May 15, 2008


 Policy addresses welfare issues of cattle castration, dehorning

By Katie Burns
Posted May 1, 2008
The new and old versions of the AVMA policy
on cattle dehorning and castration encourage
development of better techniques or viable

A new version of the AVMA policy on "Castration and dehorning of cattle" prompted debate during the April meeting of the Executive Board before members approved the revisions.

The previous policy on cattle castration and dehorning supported, in general, procedures that reduce or eliminate pain. The new policy, which the board approved on the recommendation of the Animal Welfare Committee, adds more information about pain control and mentions some preferable procedures.

Dr. James O. Cook, AVMA president-elect, said during the meeting that he would prefer not to be so specific and that procedures should be acceptable if they follow the broad AVMA Animal Welfare Principles.

Dr. Gail C. Golab, director of the AVMA Animal Welfare Division, said the Animal Welfare Committee's perspective is that increasing the amount of guidance in the policy is consistent with the AVMA's commitment to being a scientific resource on issues of animal welfare.

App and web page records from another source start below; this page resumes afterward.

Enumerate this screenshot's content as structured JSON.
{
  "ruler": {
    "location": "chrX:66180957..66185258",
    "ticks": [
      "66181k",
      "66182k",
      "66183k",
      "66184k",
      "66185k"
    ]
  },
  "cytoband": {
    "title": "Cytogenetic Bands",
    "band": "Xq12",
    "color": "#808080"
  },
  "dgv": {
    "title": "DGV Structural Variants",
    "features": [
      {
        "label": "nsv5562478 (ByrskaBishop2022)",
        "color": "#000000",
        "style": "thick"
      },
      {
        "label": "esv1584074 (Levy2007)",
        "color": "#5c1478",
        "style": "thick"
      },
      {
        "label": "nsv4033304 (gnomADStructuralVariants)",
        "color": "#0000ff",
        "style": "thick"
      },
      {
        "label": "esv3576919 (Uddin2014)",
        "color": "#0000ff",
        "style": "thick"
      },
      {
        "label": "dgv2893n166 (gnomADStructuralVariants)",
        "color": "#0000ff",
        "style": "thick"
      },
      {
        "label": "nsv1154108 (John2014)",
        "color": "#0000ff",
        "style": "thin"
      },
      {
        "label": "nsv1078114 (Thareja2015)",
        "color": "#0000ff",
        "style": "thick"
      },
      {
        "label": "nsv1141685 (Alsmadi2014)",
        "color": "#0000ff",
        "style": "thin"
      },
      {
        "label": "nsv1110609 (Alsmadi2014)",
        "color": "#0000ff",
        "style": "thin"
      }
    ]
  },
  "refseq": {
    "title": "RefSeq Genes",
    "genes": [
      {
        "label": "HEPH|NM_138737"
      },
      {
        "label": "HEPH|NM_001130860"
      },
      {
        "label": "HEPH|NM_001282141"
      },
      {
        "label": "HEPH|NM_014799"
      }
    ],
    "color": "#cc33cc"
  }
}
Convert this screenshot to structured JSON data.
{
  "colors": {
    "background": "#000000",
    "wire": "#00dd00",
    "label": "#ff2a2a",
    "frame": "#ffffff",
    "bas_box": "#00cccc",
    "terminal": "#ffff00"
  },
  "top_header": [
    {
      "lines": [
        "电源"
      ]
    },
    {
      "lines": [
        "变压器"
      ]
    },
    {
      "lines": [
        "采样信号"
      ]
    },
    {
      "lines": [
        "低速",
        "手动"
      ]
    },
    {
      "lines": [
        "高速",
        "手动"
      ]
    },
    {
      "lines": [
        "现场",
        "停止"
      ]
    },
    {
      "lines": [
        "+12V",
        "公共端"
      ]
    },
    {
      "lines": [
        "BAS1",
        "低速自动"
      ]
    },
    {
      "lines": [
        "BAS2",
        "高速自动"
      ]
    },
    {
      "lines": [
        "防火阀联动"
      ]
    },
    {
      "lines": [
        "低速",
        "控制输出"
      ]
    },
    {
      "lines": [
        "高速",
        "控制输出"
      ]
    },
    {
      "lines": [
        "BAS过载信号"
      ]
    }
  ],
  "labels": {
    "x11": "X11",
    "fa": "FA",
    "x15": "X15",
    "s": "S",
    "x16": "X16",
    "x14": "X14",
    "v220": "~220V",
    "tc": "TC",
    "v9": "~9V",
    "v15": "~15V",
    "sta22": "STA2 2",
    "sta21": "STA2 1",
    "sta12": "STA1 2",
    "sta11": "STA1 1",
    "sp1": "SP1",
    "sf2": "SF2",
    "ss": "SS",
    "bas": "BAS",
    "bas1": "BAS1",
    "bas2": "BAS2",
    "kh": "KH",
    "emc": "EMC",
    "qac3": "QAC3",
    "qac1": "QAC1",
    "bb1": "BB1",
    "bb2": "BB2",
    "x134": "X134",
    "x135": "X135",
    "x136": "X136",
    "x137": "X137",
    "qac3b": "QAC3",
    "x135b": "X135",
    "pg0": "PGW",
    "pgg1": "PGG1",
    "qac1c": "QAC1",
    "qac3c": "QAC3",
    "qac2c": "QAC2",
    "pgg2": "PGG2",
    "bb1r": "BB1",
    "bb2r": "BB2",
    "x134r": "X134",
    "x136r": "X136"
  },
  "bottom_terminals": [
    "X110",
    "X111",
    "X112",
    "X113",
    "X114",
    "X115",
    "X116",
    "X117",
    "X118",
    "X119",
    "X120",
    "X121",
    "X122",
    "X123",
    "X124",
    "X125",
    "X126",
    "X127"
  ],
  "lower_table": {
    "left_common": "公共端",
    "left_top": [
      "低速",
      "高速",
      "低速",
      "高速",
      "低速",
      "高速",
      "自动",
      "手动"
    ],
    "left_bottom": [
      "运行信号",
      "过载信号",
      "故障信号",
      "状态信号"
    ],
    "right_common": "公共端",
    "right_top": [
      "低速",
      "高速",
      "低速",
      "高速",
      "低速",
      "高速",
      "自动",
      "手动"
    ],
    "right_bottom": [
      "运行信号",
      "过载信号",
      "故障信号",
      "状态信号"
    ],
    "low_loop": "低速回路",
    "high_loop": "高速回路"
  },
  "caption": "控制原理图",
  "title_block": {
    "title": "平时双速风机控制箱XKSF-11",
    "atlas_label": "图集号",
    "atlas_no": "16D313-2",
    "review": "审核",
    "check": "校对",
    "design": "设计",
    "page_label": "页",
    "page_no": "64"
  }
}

Dr. Golab noted that development of the new policy on cattle castration and dehorning involved a comprehensive scientific review and extensive consultation. Relevant backgrounders—the result of a literature review and input from subject experts—are available online at The AWC solicited comment on the science and practical application from the American Association of Bovine Practitioners and Academy of Veterinary Consultants, the latter of which represents beef cattle consultants.

Dr. M. Gatz Riddell, AABP executive vice president, said during the AVMA Executive Board meeting that bovine practitioners had been comfortable with the previous policy but they need to be aware of public opinion on issues such as castration and dehorning—and also cognizant of consumers' lack of familiarity with animal agriculture. He said the science on these procedures supports more specificity in policy.

The new AVMA policy discourages elastrator rubber-banding castration, for example, because of research that indicates an association with chronic pain. The policy states that disbudding is the preferable method for dehorning calves. The policy also cites studies indicating that use of nonsteroidal anti-inflammatory agents and local anesthetics reduces pain and distress during castration and dehorning.

Dr. Riddell said bovine practitioners need to be out in front on animal welfare, even though they run the danger of distancing themselves from the cattle industry on some issues. On this particular issue, he added later, he doesn't think bovine practitioners will distance themselves to the point of seeming irrelevant. He said bovine practitioners must work with industry while moving ahead on an issue that can be uncomfortable because of the differing backgrounds of cattle producers and the general public.